- Aim of the task
Read the data below line by line and copy each one with "octobre" in it.

──────── Excerpted data

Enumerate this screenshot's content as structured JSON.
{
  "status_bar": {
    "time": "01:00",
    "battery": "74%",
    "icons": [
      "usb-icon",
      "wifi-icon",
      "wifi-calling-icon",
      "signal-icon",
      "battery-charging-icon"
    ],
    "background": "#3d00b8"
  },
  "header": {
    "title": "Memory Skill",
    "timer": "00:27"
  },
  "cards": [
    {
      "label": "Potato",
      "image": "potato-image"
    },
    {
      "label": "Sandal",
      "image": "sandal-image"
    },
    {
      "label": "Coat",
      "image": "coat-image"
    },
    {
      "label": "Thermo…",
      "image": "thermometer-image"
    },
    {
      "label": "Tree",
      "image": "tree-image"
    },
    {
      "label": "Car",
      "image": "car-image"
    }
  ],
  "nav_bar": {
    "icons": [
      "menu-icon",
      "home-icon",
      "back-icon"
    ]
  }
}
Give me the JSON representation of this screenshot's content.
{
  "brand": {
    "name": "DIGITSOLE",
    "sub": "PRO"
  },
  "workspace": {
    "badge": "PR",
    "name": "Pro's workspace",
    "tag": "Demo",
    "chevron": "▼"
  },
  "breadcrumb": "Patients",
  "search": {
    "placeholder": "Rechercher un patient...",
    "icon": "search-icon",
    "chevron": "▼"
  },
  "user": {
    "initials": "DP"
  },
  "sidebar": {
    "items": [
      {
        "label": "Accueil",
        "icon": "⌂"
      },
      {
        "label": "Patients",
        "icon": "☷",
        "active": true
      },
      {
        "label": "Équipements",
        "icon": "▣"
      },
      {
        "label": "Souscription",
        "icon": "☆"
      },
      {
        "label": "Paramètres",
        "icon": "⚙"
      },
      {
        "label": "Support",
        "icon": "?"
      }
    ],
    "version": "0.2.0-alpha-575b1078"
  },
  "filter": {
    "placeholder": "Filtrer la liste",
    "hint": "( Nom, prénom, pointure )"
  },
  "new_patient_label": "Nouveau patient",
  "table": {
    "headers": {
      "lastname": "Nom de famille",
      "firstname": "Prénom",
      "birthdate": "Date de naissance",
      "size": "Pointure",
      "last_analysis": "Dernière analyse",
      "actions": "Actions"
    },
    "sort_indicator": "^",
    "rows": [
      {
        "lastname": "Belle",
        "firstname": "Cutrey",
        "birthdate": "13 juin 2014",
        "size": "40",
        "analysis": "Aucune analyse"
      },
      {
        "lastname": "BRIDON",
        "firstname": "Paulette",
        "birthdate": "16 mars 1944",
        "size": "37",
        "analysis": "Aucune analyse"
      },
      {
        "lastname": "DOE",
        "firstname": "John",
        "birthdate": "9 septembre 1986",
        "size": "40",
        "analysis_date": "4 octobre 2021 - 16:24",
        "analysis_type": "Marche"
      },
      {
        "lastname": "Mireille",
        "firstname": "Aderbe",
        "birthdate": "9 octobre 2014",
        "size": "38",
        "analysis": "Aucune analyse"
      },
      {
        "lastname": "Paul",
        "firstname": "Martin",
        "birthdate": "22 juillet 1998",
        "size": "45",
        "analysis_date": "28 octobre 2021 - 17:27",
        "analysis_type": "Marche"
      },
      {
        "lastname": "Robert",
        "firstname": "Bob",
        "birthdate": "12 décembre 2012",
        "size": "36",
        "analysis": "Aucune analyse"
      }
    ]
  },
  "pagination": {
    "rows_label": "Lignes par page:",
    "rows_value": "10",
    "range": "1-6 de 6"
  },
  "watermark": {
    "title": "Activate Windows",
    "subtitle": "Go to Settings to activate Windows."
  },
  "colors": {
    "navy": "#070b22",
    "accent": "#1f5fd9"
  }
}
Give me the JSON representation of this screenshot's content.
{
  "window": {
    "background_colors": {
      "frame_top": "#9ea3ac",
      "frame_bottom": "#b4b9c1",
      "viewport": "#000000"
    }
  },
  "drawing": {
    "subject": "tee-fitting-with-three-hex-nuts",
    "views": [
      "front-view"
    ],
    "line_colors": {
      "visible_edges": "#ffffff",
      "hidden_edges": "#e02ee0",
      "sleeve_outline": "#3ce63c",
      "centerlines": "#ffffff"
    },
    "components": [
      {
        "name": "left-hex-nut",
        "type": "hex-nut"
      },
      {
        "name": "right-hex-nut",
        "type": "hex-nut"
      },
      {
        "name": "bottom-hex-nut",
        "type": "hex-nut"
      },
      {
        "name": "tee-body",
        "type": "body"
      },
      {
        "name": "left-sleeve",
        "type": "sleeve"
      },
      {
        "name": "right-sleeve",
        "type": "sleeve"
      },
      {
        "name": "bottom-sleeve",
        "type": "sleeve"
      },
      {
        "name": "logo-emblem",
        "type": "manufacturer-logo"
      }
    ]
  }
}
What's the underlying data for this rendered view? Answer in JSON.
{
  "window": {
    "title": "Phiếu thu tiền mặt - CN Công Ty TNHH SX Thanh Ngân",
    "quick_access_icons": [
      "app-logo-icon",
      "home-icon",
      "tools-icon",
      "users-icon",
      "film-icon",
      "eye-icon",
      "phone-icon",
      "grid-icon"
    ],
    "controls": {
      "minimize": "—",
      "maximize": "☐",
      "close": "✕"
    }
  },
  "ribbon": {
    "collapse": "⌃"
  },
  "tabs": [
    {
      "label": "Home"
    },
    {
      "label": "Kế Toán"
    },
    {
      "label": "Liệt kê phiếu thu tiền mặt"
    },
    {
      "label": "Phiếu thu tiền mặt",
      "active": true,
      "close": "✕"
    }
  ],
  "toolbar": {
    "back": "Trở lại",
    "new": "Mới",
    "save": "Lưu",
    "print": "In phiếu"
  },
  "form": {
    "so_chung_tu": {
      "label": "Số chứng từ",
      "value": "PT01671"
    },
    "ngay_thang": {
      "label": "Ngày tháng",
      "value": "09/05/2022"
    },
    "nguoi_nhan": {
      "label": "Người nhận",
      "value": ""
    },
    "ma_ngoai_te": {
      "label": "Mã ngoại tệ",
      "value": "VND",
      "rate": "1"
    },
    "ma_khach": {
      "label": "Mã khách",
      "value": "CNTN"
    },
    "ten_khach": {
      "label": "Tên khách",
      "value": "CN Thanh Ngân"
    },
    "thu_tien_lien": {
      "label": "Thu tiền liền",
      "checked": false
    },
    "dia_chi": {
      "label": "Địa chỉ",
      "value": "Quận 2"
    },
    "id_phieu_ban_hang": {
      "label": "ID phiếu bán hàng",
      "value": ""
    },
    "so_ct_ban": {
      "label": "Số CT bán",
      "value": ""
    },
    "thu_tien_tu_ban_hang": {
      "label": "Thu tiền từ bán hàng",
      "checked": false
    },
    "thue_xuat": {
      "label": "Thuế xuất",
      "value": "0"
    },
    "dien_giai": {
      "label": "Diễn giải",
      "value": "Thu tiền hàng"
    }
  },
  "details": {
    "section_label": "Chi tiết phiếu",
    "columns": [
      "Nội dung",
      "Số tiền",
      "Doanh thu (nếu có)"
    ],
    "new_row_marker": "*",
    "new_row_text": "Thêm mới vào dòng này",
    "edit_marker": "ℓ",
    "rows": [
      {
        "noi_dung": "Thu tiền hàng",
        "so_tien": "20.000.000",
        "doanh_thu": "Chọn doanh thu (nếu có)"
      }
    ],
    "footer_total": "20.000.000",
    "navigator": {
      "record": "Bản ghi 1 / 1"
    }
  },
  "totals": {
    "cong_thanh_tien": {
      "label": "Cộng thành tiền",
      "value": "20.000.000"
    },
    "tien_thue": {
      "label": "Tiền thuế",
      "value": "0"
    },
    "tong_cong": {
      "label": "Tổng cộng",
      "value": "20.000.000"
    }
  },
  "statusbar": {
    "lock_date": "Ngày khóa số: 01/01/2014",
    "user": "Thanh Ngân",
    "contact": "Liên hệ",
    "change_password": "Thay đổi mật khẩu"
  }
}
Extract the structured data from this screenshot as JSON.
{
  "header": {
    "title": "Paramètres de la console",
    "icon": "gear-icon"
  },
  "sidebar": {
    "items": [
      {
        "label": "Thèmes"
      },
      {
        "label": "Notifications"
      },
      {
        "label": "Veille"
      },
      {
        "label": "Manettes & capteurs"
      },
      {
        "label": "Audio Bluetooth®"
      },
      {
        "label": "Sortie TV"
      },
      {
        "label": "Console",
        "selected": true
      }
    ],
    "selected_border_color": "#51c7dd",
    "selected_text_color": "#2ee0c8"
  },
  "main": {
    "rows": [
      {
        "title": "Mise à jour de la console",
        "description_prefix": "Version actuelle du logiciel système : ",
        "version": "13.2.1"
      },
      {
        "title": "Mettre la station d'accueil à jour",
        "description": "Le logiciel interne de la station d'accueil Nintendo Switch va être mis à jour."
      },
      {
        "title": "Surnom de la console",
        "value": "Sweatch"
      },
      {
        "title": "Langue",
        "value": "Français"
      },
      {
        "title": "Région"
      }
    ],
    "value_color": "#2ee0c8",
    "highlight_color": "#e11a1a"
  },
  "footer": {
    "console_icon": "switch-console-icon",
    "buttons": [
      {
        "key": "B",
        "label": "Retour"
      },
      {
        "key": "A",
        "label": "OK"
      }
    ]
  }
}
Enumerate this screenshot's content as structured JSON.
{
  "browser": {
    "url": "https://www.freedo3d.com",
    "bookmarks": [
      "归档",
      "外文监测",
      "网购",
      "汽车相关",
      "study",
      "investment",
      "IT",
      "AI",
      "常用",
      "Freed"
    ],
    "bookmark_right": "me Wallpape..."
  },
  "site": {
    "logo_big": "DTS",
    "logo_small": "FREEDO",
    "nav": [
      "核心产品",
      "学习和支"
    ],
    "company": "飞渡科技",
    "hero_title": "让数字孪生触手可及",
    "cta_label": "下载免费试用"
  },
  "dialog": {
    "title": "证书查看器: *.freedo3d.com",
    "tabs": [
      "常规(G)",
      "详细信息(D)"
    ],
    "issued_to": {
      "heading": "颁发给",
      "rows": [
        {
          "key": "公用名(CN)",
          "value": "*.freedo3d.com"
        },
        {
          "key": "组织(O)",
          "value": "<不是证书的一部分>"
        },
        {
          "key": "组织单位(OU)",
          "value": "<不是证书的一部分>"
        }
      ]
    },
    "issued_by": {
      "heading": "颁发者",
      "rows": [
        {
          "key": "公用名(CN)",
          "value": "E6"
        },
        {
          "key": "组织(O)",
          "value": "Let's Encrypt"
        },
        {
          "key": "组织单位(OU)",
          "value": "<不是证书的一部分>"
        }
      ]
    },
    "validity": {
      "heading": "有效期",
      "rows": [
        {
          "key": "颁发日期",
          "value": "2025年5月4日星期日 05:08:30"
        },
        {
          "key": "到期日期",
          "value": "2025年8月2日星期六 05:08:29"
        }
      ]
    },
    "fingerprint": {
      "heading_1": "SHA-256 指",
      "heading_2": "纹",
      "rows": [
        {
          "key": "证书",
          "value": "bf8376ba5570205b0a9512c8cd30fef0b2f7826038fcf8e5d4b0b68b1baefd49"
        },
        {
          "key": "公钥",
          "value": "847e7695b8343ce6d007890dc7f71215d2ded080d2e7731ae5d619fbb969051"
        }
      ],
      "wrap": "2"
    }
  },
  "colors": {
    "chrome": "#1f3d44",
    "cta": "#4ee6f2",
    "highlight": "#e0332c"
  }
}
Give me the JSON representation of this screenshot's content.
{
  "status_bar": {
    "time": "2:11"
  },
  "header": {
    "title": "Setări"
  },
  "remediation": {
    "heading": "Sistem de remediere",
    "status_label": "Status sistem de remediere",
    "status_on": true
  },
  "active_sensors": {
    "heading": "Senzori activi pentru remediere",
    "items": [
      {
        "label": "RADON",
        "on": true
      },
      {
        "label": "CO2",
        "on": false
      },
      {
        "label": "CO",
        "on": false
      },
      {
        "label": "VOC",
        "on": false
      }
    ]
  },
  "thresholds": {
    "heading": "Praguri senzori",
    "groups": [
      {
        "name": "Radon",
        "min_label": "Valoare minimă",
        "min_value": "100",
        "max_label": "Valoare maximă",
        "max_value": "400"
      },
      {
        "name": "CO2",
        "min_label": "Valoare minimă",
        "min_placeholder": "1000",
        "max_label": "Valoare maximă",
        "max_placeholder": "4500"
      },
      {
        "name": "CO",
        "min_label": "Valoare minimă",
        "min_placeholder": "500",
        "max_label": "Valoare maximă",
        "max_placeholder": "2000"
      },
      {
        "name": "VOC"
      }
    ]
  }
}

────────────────

- Output for this task
        "analysis_date": "4 octobre 2021 - 16:24",
        "birthdate": "9 octobre 2014",
        "analysis_date": "28 octobre 2021 - 17:27",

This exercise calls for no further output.